US foreign policy takes shape in 3 vital areas
Former President Richard Nixon's visit to China combines nostalgia with an as yet unrealized hope.
The nostalgia is for the Nixon administration's most dramatic foreign policy success - the opening to China that resulted in the first visit of an American president in office to China. That opening ended more than two decades of active hostility between Washington and Peking.
The hope, in Mr. Nixon's words, is that ''our two peoples (Chinese and American), by working together, can change the course of history.''
Nixon's visit coincides with the 12th congress of the Chinese Communist Party , which, according to Nixon, ''has declared a significant and new direction for the party and state.''
It is hoped this direction - one of pragmatic economic reforms and of a rejuvenated leadership - will achieve China's modernization by the end of this century. Because it means an open-door policy of economic cooperation with Western countries, China's ties with the United States should also be strengthened and become more varied.
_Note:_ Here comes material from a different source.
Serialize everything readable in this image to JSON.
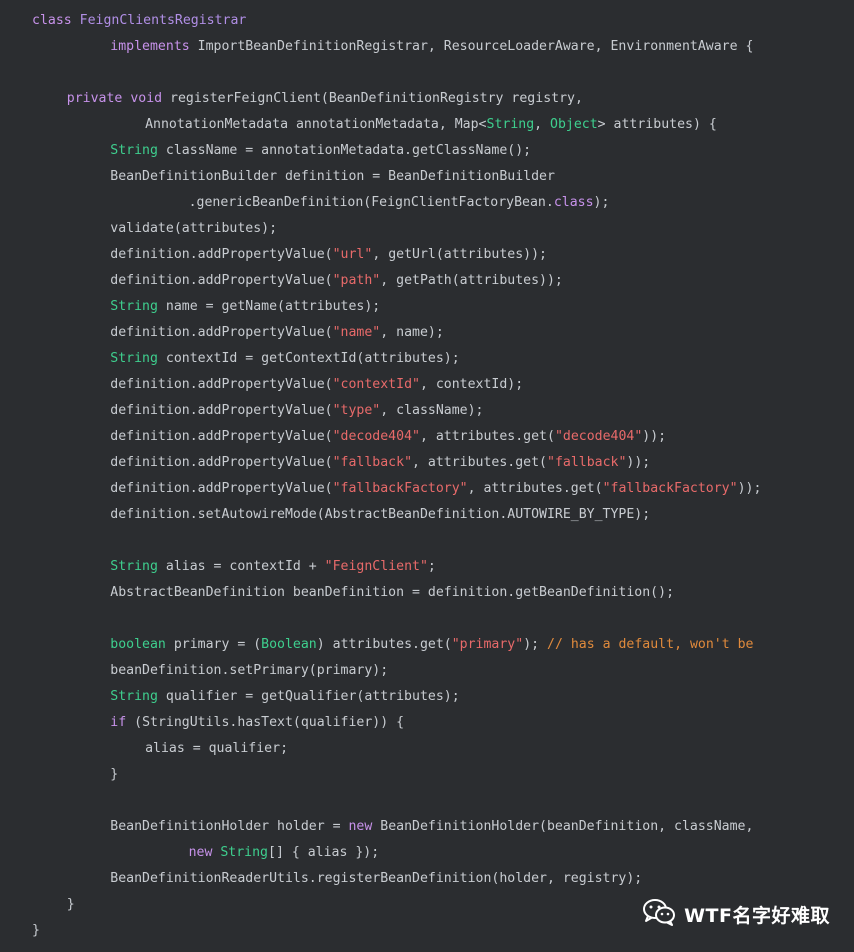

These are as yet but hopes, and both Chairman Hu Yaobang and veterans like Politburo member Chen Yun have stressed the obstacles that bestrew the way. Nevertheless, the China of today would have been difficult to imagine 10 years ago when Nixon and the late Premier Chou En-lai signed the Shanghai communique reestablishing ties between the US and China and opening the way to full diplomatic relations achieved during Jimmy Carter's presidency at the end of 1978.
Mao Tse-tung's memory is still venerated, but much of his legacy has been dismantled with changes in the structures of China's two ruling institutions - the Communist Party and the state.
The post of chairman of the party, established and assumed by Mao in 1945, has just been abolished and Chairman Hu will step down to the position of general secretary. If, as is expected, the National People's Congress (China's legislature) passes a new state constitution in November, only one chairman will remain - the chief of state.
The Chinese Communist Party will still lead the government, but members and leaders alike have been told that the party must operate within the framework of the state - it cannot stand above the law.
No one can predict with certainty that another personality cult similar to the one that deified Mao will not arise again in China. But the 12th congress has taken every measure possible within the context of the communist ideology and system of government to ensure that collective leadership will prevail.
It is ironic that, in 1971 and 1972, only Mao's own overwhelming prestige and the universal respect in which Premier Chou was held could have achieved the 180 -degree change in policy required for China to respond to Nixon's gesture.
Today and in the future, Sino-American ties will have to depend on the solid national interests of both nations, not merely on the pronouncements of charismatic individuals.
Also, in the past and even today, mutual opposition to what is perceived as the common threat of Soviet expansionism has been a powerful ingredient in the Sino-American relationship.
But as Nixon said in a toast at his welcoming banquet, ''Even if there were no Soviet Union, it would be a tragedy of history for our two great peoples not to work together, trade together, consult together, and build together.''
Recently, Washington and Peking averted what could have been a showdown in their relationship by working out a compromise over American arms sales to Taiwan. The issue has not been finally resolved. But Sino-American relations are back on the track of normalcy.
This in turn made possible Nixon's visit at this time. The Chinese leadership treated the former president with extraordinary courtesy. Despite their preoccupation with the 12th congress, all three of China's top leaders met Nixon - Vice-Chairman Deng Xiaoping, Chairman Hu, and Premier Zhao Ziyang.
As one Chinese said, ''We know that in your country Nixon has been heavily criticized for having committed errors. But here in China, we have a saying: 'When you drink water remember the person who dug the well.' Mr. Nixon is the one who laid the foundation of the ties we have with America today. And we will always honor him for that.''